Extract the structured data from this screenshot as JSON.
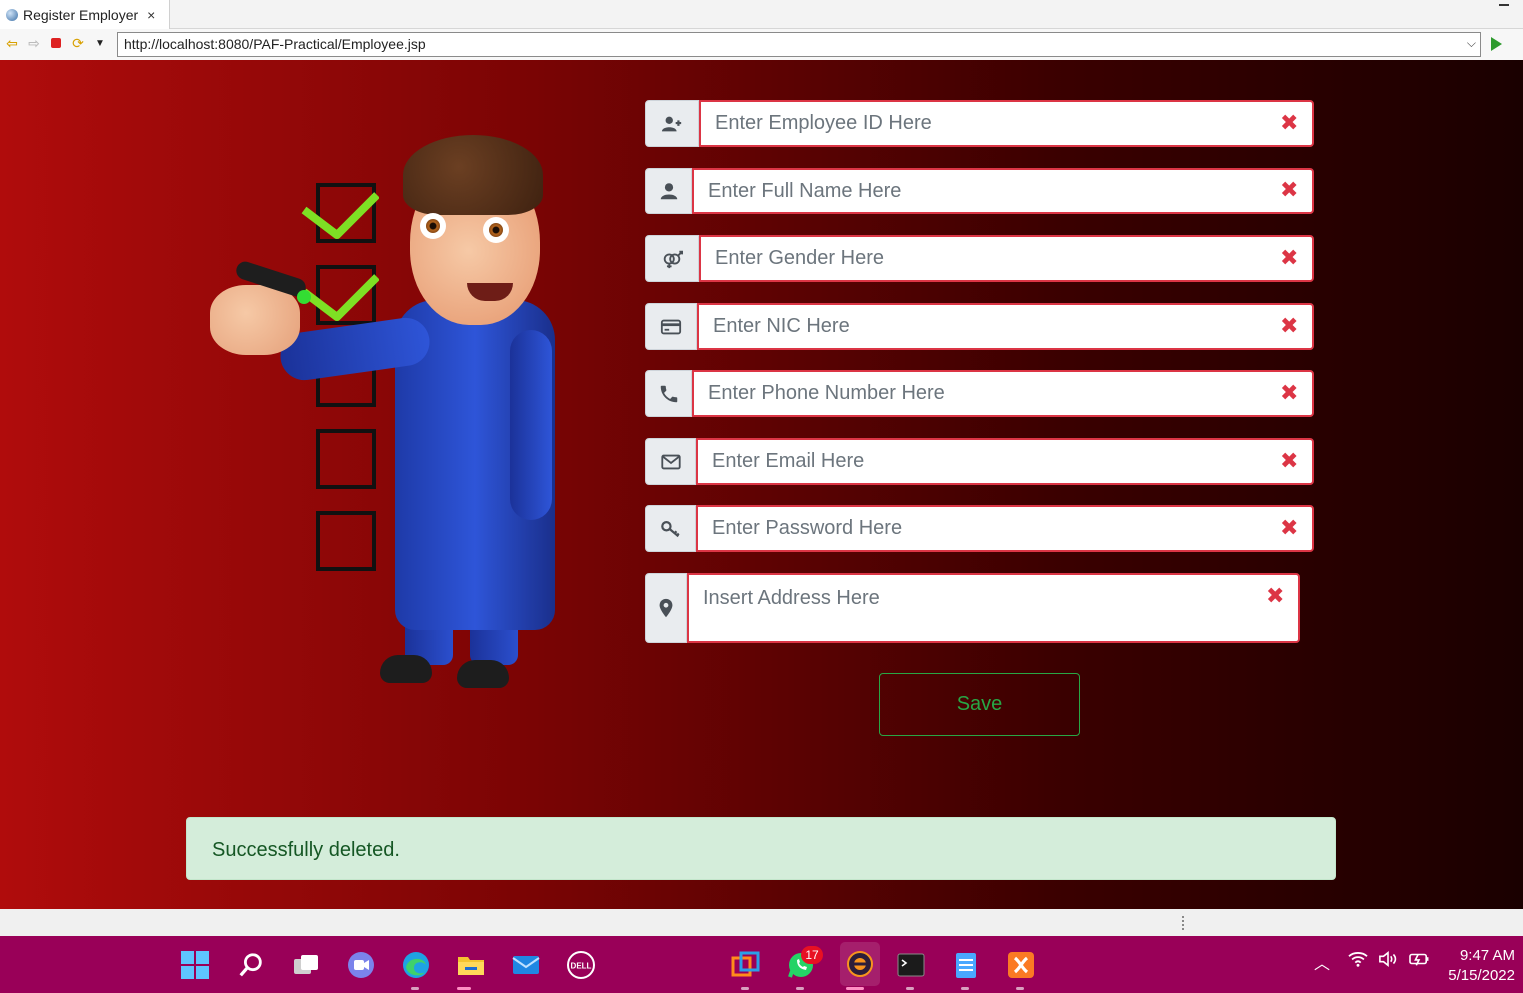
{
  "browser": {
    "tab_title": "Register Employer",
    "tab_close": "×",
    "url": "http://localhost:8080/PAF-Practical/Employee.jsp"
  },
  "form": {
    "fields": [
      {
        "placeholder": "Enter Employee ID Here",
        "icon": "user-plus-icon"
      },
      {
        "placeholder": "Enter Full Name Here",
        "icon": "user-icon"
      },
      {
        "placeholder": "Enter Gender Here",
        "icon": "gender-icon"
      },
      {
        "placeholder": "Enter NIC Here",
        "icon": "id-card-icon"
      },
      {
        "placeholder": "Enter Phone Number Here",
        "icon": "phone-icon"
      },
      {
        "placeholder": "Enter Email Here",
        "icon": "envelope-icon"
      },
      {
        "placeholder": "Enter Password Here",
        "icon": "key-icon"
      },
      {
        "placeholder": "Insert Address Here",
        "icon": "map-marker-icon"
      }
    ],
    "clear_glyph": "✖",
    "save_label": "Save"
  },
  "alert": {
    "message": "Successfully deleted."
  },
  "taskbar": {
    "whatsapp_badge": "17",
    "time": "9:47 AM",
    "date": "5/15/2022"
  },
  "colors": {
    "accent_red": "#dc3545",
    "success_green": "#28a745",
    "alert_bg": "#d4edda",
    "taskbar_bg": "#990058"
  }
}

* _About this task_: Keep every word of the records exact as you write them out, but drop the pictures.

* _Written answer_:
Extract the structured data from this screenshot as JSON.
{
  "browser": {
    "tab_title": "Register Employer",
    "tab_close": "×",
    "url": "http://localhost:8080/PAF-Practical/Employee.jsp"
  },
  "form": {
    "fields": [
      {
        "placeholder": "Enter Employee ID Here",
        "icon": "user-plus-icon"
      },
      {
        "placeholder": "Enter Full Name Here",
        "icon": "user-icon"
      },
      {
        "placeholder": "Enter Gender Here",
        "icon": "gender-icon"
      },
      {
        "placeholder": "Enter NIC Here",
        "icon": "id-card-icon"
      },
      {
        "placeholder": "Enter Phone Number Here",
        "icon": "phone-icon"
      },
      {
        "placeholder": "Enter Email Here",
        "icon": "envelope-icon"
      },
      {
        "placeholder": "Enter Password Here",
        "icon": "key-icon"
      },
      {
        "placeholder": "Insert Address Here",
        "icon": "map-marker-icon"
      }
    ],
    "clear_glyph": "✖",
    "save_label": "Save"
  },
  "alert": {
    "message": "Successfully deleted."
  },
  "taskbar": {
    "whatsapp_badge": "17",
    "time": "9:47 AM",
    "date": "5/15/2022"
  },
  "colors": {
    "accent_red": "#dc3545",
    "success_green": "#28a745",
    "alert_bg": "#d4edda",
    "taskbar_bg": "#990058"
  }
}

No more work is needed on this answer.